↓

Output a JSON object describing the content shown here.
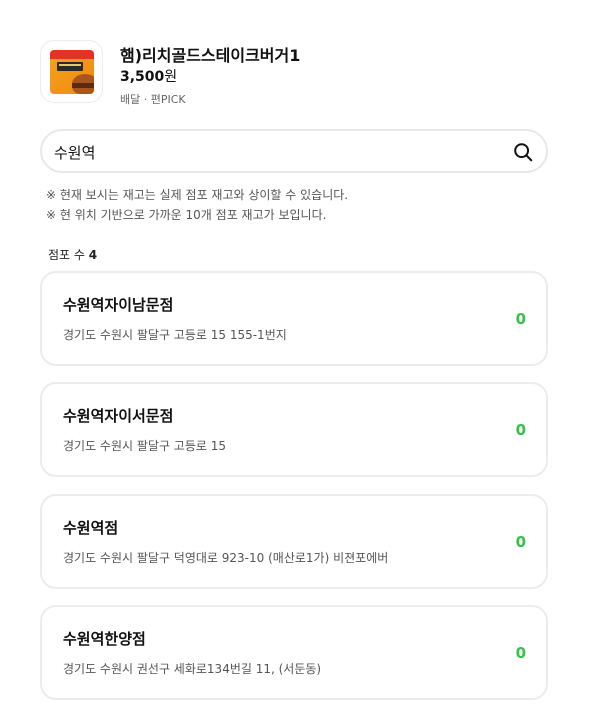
{
  "product": {
    "name": "햄)리치골드스테이크버거1",
    "price": "3,500",
    "currency": "원",
    "meta": "배달 · 편PICK",
    "image_icon": "burger-package-icon"
  },
  "search": {
    "value": "수원역",
    "icon": "search-icon"
  },
  "notices": [
    "※ 현재 보시는 재고는 실제 점포 재고와 상이할 수 있습니다.",
    "※ 현 위치 기반으로 가까운 10개 점포 재고가 보입니다."
  ],
  "store_count": {
    "label": "점포 수",
    "value": "4"
  },
  "stores": [
    {
      "name": "수원역자이남문점",
      "address": "경기도 수원시 팔달구 고등로 15 155-1번지",
      "stock": "0"
    },
    {
      "name": "수원역자이서문점",
      "address": "경기도 수원시 팔달구 고등로 15",
      "stock": "0"
    },
    {
      "name": "수원역점",
      "address": "경기도 수원시 팔달구 덕영대로 923-10 (매산로1가) 비젼포에버",
      "stock": "0"
    },
    {
      "name": "수원역한양점",
      "address": "경기도 수원시 권선구 세화로134번길 11, (서둔동)",
      "stock": "0"
    }
  ],
  "colors": {
    "stock_green": "#35c24b",
    "border": "#ececec"
  }
}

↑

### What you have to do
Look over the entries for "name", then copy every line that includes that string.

### Answer for the task
    "name": "햄)리치골드스테이크버거1",
      "name": "수원역자이남문점",
      "name": "수원역자이서문점",
      "name": "수원역점",
      "name": "수원역한양점",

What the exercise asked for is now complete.